Despite improvements in many of the macroeconomic statistics, a great many individuals still struggle to find employment befitting of their skill level. Indeed, much attention has been paid to improvement in national macroeconomic statistics. For instance, the unemployment rate in May was 6.2%, the lowest its been since Sept. 2008. However, the employment-to-population ratio–a much more objective and, arguably, accurate measure of the labor market–still sits at 58.9%, well below the roughly 63% average prior to the recession.
I recently published an op-ed in The Cleveland Plain Dealer offering advice to the new college graduates; however, the advice I provide is applicable to workers of all skill and experience level. My tips for professional success boil down to this: be entrepreneurial in all aspects of your professional life. Being entrepreneurial does not mean that a person must start or run a business; being entrepreneurial is a different way of thinking and acting. I summarize below:
- Recognize that income is earned by helping others: Whether you want someone to buy your product or pay you for your labor, if it is unclear that you will somehow enhance their lives or reduce their costs, they will not pay you for the product or your time.
- Actively seek ways to add value to others’ lives: The most successful among us actively consider the needs of others and then present a plan for how they can best meet those needs.
- Productivity, not effort, is rewarded: Upon graduation, productivity is the key to advancements. Concise but effective writing saves not only your time but also the time of those who read your report, freeing everyone up to work on other projects.
- Only make promises you know you will keep: Only make promises that you know you will keep as your circumstances and incentives change.
- Be adaptable: A healthy economy involves a great deal of disruption as antiquated products and business structures are replaced with improved ones. Individuals must be able to adapt to such disruptions and be eager to learn and grow from an opportunity to work for a new employer and/or in a new industry.
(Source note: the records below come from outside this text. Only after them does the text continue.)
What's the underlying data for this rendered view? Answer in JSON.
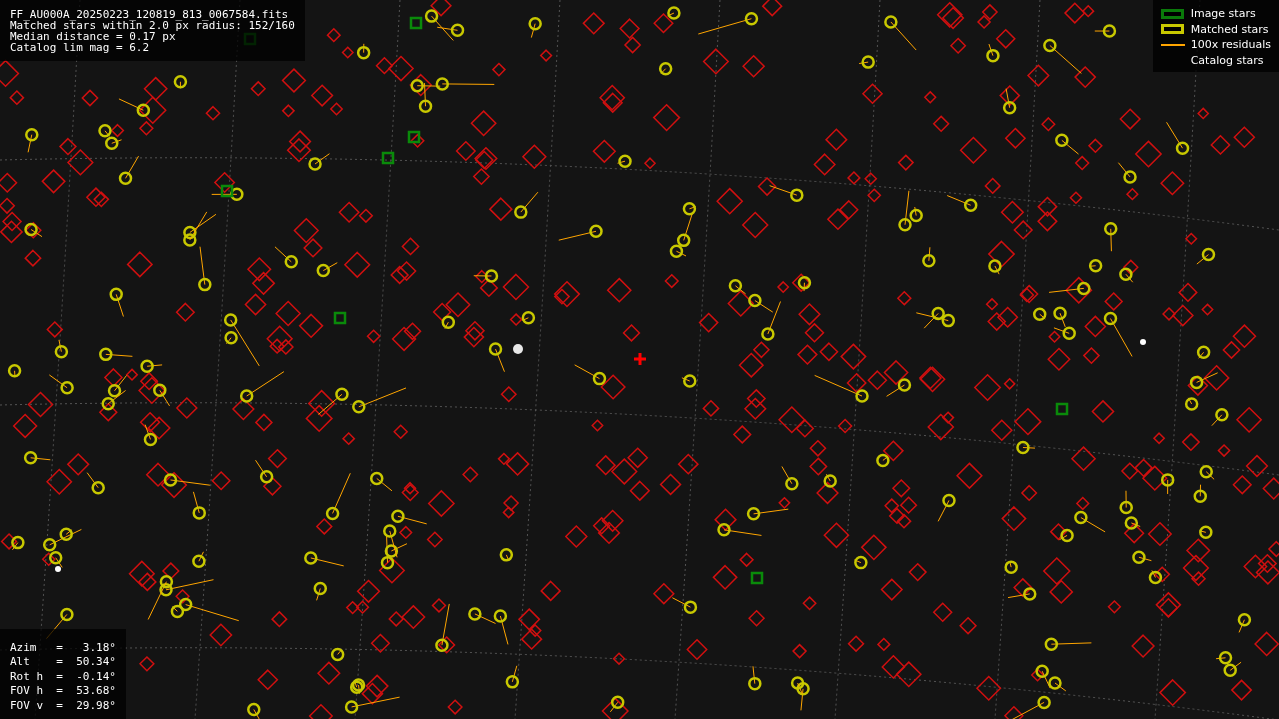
{
  "info": {
    "lines": [
      "FF_AU000A_20250223_120819_813_0067584.fits",
      "Matched stars within 2.0 px radius: 152/160",
      "Median distance = 0.17 px",
      "Catalog lim mag = 6.2"
    ]
  },
  "legend": [
    {
      "kind": "box",
      "color": "#0a7a0a",
      "label": "Image stars"
    },
    {
      "kind": "box",
      "color": "#c8c800",
      "label": "Matched stars"
    },
    {
      "kind": "line",
      "color": "#ffa500",
      "label": "100x residuals"
    },
    {
      "kind": "none",
      "label": "Catalog stars"
    }
  ],
  "pointing": {
    "lines": [
      "Azim   =   3.18°",
      "Alt    =  50.34°",
      "Rot h  =  -0.14°",
      "FOV h  =  53.68°",
      "FOV v  =  29.98°"
    ]
  }
}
Far more societal problems have been addressed and far more people have risen out of poverty through the actions of those pursuing their own self interests in the private sector than have been achieved through political redistribution policies. Political change that better enables individuals to be entrepreneurial–that is, political change toward greater economic freedom–will further enhance societal well-being. The content of chapters 4 – 6 of Madmen provide some insights as to how such political change takes place (or does not take place).